We all know cats hate water, right? Not so fast: Tigers and jaguars are fond of swimming, and plenty of domestic cats think taking a dip in a lake, getting in the shower with you, or just splashing around in their water dish, is the most fun ever. Meet 10 cat breeds who swim against the current when it comes to getting wet.
10. Maine Coon: This big, furry lug was a popular ship’s cat in his native New England. No self-respecting sea captain left on a voyage without one. The Maine Coon boasts a dense, water-repellent coat that comes in many colors and patterns.
9. Norwegian Forest Cat: As befits a Viking cat, the Wegie, as he’s nicknamed, is an intrepid fisher who has been know to snag fish from lakes and streams. (Watch out if you have an aquarium!) Cousin to the Maine Coon, he also sports a thick coat that repels water.
8. Abyssinian: The adventurous Aby hails from Indian Ocean coastal areas, so it’s no surprise that he takes to water play. It’s likely that this energetic and fun-loving cat came to Europe by ship in the 19th century, which may have reinforced his comfort with the wet stuff. Don’t be surprised when your Aby learns to turn on the faucet so he can have his own personal water park.
7. Manx: A native of the Isle of Man, off the coast of Britain, the Manx is an island cat par excellence.
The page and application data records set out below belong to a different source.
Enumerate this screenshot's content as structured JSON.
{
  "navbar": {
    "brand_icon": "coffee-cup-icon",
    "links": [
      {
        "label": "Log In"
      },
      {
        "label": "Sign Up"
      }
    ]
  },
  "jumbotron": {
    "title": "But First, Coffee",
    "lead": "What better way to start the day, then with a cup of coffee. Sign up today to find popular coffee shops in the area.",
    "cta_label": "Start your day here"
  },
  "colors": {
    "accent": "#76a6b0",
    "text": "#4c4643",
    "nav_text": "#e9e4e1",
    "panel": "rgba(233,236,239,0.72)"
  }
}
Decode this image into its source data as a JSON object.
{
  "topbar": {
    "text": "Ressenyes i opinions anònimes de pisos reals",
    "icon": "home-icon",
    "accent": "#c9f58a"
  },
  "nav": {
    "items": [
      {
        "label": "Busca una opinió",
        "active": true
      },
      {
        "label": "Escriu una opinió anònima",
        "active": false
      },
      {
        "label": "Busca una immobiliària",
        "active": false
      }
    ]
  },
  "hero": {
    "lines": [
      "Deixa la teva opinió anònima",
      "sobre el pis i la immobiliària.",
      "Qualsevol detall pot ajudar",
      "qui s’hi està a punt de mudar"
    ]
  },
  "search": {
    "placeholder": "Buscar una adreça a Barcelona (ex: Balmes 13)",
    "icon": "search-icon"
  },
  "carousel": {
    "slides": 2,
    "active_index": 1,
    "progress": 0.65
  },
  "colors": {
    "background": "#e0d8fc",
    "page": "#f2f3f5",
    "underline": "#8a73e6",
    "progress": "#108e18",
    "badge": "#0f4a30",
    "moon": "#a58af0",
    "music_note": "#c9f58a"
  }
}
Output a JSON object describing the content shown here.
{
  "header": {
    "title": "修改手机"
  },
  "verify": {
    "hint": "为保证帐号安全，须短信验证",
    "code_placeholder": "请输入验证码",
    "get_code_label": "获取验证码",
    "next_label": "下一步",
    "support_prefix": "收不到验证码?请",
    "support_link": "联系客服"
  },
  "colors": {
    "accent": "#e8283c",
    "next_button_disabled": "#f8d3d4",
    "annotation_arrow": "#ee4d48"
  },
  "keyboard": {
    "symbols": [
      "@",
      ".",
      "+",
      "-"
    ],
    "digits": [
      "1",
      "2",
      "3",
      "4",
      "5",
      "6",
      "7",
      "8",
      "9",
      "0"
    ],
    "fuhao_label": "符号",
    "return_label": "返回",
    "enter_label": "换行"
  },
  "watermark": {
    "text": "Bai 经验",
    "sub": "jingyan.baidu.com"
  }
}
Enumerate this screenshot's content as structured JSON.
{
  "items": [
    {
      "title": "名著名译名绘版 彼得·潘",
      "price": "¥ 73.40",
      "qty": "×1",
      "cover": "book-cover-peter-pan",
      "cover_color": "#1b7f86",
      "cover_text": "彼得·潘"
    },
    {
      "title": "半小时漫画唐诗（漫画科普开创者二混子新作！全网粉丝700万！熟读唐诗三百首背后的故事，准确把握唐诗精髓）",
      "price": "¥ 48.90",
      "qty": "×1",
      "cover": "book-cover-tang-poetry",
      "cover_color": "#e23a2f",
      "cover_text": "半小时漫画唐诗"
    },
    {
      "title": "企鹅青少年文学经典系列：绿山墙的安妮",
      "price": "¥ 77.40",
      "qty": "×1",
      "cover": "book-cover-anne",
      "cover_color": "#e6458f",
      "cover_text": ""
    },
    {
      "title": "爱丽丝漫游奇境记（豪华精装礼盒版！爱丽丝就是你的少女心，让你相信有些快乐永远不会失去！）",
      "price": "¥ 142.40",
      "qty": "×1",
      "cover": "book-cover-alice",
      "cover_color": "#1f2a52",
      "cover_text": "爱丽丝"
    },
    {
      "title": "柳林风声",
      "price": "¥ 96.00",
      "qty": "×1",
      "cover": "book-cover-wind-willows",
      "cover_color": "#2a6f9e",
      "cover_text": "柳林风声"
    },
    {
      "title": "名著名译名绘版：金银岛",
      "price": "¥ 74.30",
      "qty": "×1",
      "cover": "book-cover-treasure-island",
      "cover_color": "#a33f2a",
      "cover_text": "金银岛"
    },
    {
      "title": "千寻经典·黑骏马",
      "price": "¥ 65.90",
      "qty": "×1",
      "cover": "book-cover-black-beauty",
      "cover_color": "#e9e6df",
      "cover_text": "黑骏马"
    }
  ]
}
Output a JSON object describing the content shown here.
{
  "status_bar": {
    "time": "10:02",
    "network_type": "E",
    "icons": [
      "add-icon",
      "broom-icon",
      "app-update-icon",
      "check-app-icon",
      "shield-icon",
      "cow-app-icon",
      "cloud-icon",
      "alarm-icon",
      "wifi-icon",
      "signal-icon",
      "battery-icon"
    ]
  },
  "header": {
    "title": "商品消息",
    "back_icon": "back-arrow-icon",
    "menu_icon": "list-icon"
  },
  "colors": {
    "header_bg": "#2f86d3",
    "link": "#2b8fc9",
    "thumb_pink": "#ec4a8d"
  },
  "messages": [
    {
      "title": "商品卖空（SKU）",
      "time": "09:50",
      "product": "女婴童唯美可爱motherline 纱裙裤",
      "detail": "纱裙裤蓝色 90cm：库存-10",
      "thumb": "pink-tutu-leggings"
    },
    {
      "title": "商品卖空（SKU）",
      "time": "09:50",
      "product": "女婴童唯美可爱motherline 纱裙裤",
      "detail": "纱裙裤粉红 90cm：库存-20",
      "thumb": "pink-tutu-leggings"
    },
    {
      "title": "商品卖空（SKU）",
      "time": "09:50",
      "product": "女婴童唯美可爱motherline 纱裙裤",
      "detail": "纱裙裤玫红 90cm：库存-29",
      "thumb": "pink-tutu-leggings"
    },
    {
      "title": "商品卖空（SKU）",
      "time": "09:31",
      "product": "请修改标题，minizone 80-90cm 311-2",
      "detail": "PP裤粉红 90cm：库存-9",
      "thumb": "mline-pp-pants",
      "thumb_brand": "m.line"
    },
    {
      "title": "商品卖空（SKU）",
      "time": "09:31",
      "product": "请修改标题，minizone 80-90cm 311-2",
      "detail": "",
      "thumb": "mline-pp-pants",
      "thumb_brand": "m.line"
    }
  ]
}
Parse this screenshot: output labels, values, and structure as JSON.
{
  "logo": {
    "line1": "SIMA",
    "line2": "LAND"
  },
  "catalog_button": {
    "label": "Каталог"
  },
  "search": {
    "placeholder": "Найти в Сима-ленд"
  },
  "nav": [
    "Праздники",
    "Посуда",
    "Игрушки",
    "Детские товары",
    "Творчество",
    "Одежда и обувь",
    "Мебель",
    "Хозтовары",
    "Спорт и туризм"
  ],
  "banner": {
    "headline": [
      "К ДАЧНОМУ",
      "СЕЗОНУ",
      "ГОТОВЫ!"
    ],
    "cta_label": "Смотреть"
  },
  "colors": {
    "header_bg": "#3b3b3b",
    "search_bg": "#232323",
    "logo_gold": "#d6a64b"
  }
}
It’s not unusual to find him dabbling his paws in his water dish or even joining his person in the shower. His double coat can be short or long and comes in many different colors and patterns.
6. Japanese Bobtail: Another island-born cat, the Japanese Bobtail is fond of splashing in water. Keep an eye on him to make sure he isn’t raiding your koi pond or aquarium, and check your faucet frequently to make sure he hasn’t turned it on to run a bath. His tricolor coat of red and black on a white background also comes in other colors and patterns and is water-resistant.
5. Bengal: This cat has the exotic appearance of a small wildcat, and indeed he was created by crossing an Asian Leopard Cat with a domestic feline. The breed today doesn’t retain any wild blood, but that heritage is probably the source of the Bengal’s love of water. If given half a chance, he will happily join you in the bath or shower.
4. American Bobtail: This short-tailed cat is the result of a natural genetic mutation. Along with that mutation, apparently, came a love of water. He can often be found dunking his toys in water. The American Bobtail has a shaggy coat that comes in short and medium lengths and any color or pattern.
3. Savannah: This large, active, and curious cat was created by crossing the serval, a small wild cat, with domestic cats. That no doubt accounts for the pleasure he takes in playing with and in water. He is very smart and can be a handful. The Savannah stands out for his boldly marked coat, long neck, and large ears.
2. Turkish Angora: Don’t let his delicate, beautiful appearance fool you. Like his cousin the Turkish Van, the Angora is fond of water and will play in it readily. He swans through life in a long, silky coat that comes in many more colors than the trademark white for which he is known.
1. Turkish Van: Legend has it this Turkish breed swam ashore from Noah’s Ark after it came to rest on Mt. Ararat. Nicknamed “swimming cat” for his love of playing in water, the Turkish Van won’t hesitate to explore any body of water he comes across — from your toilet to your swimming pool. He can be a klutz, so make sure he can swim in case he falls in. (It’s not always a natural skill.) You may want to provide him with a child’s pool that he can lie in during the heat of summer.